Depending on your interpretation, Grendel's blood might be acidic or merely hot. Either way, it's quite a protective adaptation -- and one the xenomorph utilizes with brutal efficiency as well.* Cut it and you risk burning a hole in your ship's hull. Blast it with a shotgun and endure a flesh-eating arterial spray. In its facehugger stage, the creature is able to secrete these corrosive fluids in order to penetrate helmets and armor.
Xenomorph blood burns rapidly through inorganic material and liquefies human flesh on contact. The acidity neutralizes shortly after exposure, but not before dishing out extensive damage. Naturally, the creature is impervious to harm from its own corrosive fluids in the same way that our stomach linings protect us against our own stomach acid.

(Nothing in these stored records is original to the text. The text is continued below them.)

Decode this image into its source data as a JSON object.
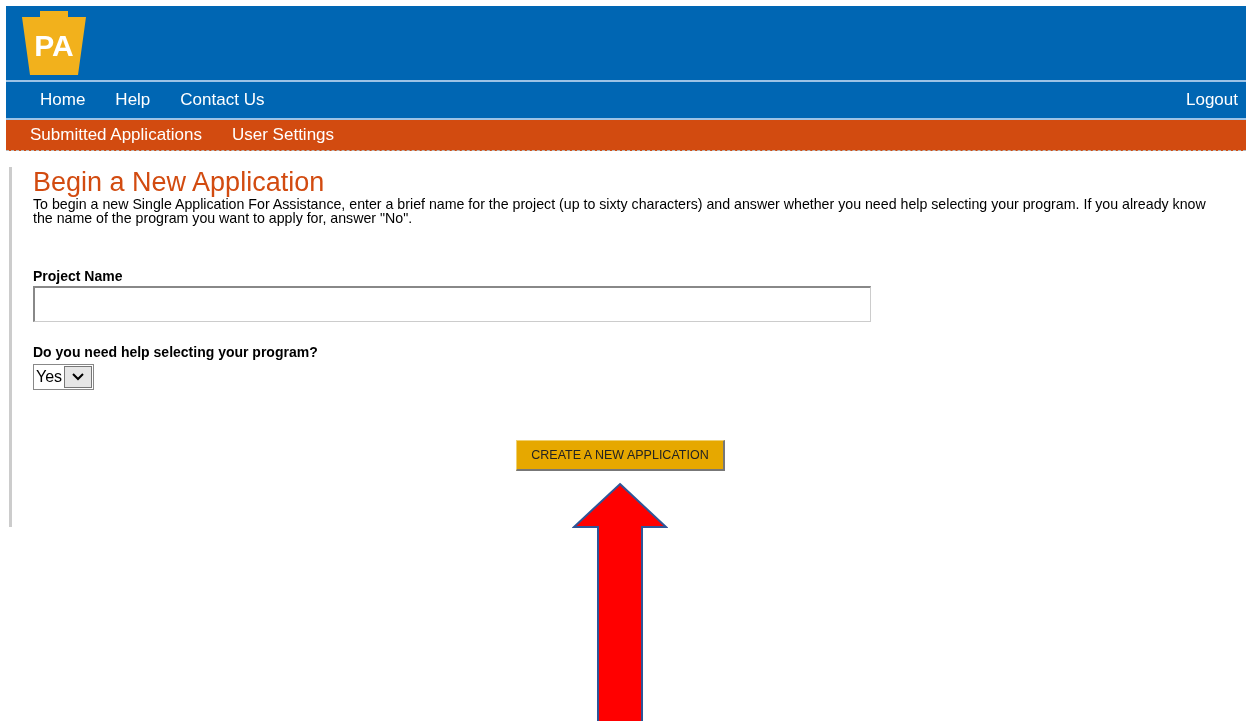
{
  "header": {
    "logo_text": "PA"
  },
  "nav": {
    "items": [
      {
        "label": "Home"
      },
      {
        "label": "Help"
      },
      {
        "label": "Contact Us"
      }
    ],
    "logout": "Logout"
  },
  "subnav": {
    "items": [
      {
        "label": "Submitted Applications"
      },
      {
        "label": "User Settings"
      }
    ]
  },
  "page": {
    "title": "Begin a New Application",
    "intro": "To begin a new Single Application For Assistance, enter a brief name for the project (up to sixty characters) and answer whether you need help selecting your program. If you already know the name of the program you want to apply for, answer \"No\".",
    "project_name": {
      "label": "Project Name"
    },
    "help_select": {
      "label": "Do you need help selecting your program?",
      "value": "Yes"
    },
    "submit": "CREATE A NEW APPLICATION"
  },
  "annotation": {
    "kind": "arrow"
  }
}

How can we possibly explain this adaptation? Well, we have two distinct possibilities to examine.
A Modest, Explosive Proposition
What if the acidic "blood" isn't blood at all? We see the thing excrete the acid when harmed. We see it weaponized the stuff. What if it's actually an acid stored throughout the body to react to physical harm, in turn harming the attacker?

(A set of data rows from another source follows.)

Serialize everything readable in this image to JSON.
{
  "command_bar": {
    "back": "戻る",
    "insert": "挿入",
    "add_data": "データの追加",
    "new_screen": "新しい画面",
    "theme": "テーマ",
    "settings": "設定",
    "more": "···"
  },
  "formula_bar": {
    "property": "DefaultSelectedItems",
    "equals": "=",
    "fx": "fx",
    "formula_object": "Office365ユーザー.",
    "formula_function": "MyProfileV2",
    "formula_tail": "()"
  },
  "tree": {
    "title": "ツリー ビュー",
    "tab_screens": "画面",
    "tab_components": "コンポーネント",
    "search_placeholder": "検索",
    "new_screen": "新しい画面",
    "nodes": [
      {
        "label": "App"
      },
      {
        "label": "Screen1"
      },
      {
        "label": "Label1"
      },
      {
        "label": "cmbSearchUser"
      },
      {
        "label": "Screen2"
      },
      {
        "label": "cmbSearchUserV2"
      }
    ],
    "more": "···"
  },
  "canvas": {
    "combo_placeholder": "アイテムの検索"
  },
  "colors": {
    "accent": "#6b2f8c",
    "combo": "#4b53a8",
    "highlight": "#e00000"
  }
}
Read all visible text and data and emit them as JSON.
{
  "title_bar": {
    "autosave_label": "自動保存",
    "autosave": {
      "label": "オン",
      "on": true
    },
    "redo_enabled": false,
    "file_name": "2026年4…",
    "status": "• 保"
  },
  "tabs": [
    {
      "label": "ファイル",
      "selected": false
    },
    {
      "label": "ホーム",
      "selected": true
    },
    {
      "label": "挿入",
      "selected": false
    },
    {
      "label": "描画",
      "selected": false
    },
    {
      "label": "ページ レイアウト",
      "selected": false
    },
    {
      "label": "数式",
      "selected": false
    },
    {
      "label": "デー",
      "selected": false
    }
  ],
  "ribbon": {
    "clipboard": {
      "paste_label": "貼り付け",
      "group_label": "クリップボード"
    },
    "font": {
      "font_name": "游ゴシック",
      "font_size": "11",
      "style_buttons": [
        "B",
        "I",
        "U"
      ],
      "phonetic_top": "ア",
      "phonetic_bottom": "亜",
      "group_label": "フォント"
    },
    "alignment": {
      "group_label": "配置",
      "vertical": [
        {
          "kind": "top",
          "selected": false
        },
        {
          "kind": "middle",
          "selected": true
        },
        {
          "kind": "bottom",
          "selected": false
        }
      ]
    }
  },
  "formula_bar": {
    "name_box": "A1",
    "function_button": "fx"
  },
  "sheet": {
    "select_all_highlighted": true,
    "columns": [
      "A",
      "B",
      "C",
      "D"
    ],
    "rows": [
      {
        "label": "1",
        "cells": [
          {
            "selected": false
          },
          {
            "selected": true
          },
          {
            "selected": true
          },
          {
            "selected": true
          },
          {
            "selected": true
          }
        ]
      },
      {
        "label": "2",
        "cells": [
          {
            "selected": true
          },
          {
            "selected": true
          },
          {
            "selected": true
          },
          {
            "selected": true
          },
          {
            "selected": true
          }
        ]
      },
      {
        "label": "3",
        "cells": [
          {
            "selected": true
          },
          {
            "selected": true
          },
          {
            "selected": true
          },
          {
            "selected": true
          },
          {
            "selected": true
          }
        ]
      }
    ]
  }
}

We see something similar in terrestrial termites and ants, who also serve a queen. Many species practice autothysis, the process by which a natural-world organism destroys itself via the internal rupturing of an organ or gland that in turn ruptures the skin. It’s a purely muscular exercise, caused by deliberate contractions around the engorged tissue.

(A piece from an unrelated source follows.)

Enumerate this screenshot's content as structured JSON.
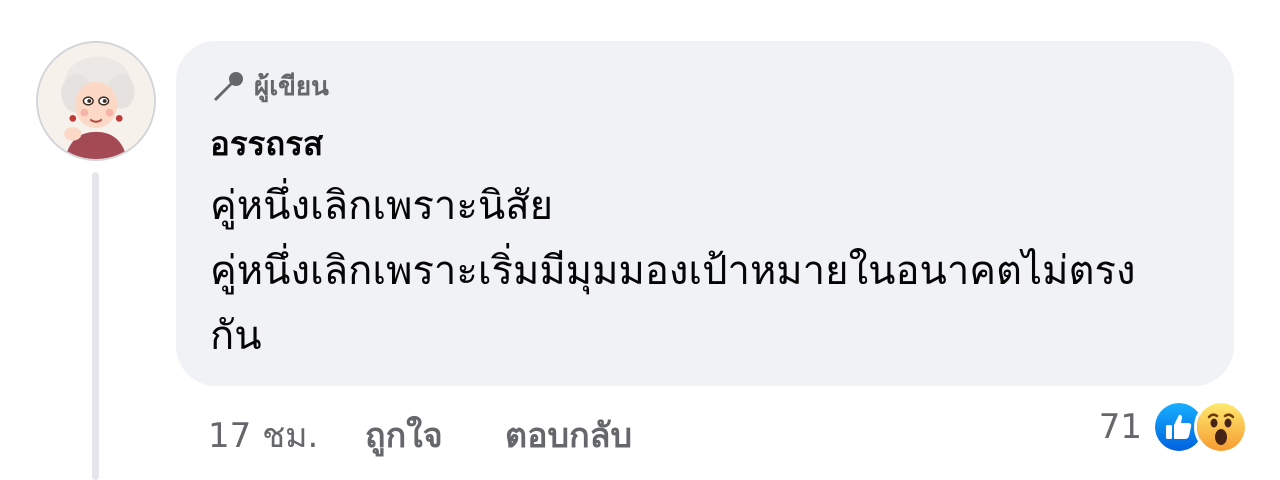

Just consider the termite Neocapritermes taracua -- the body buster par excellence. This species’ workers grow abdominal sacks of toxic blue crystals throughout their lives, but these “explosive backpacks” are most pronounced in elderly workers. Their mandibles are dull and useless, but their swollen poison pouches five them one last purpose in the defense of the colony. When enemy invaders bite into their bodies, the blue crystals combine with salivary secretions to produce a deadly chemical weapon.
Perhaps the xenomorph simply boasts a system of pressurized acid tubes and we merely witness (and suffer) the rupture of those tubes -- an act of highly-evolved alien autothysis.
Truly Alien Blood
If we're forced to consider a literal interpretation, however, we have to come to terms with actual acidic blood. What sort of organism might have blood that is either incidentally or adaptively corrosive to our sort of flesh life?
One possibility is that the xenomprophs are silicon-based rather than carbon-based lifeforms. Even here on carbon-biased Earth, silicic acid (a weak acid) occurs in hair, nails and the epidermis -- and this It seems conceivable that this or Hexafluorosilicic acid might factor into a silicone xenomorph’s anatomy. Furthermore, this is the exact sort of biochemistry that could enable a lifeform to thrive in a sulfuric-acid-rich environment.
Other possibilities present themselves. Some experts, including Carl Sagan, have speculated that alternate astrobiologies could still entail carbon, but depend on something other than water -- such as ammonia or hydrofluoric acid. Here's what the late astrobiologist had to say on the matter in 1980's "Cosmos."
Biochemists have also presented sulfuric acid as a possibility -- and it’s certainly more cosmically common. In the 2007 book "The Limits of Organic Life in Planetary Systems" by the National Research Council, we need look no further than Venus for inspiration:
Whether a matter of acidic autothysis or just exotic blood, the xenomorph's internal fluids are enough to make any creature think twice about fighting back -- though there's no stopping a determined hero's quest to wipe out your hive queen.
* Perhaps the xenomoprh and Grendel are one and the same?
Monster of the Week is a - you guessed it - regular look at the denizens is of our monster-haunted world. Sometimes we'll focus on the cultural aspects, but mostly we'll look at the possible science behind a creature of myth, movie or legend. Be sure to explore the Monster Gallery as well as the Monster Science video series.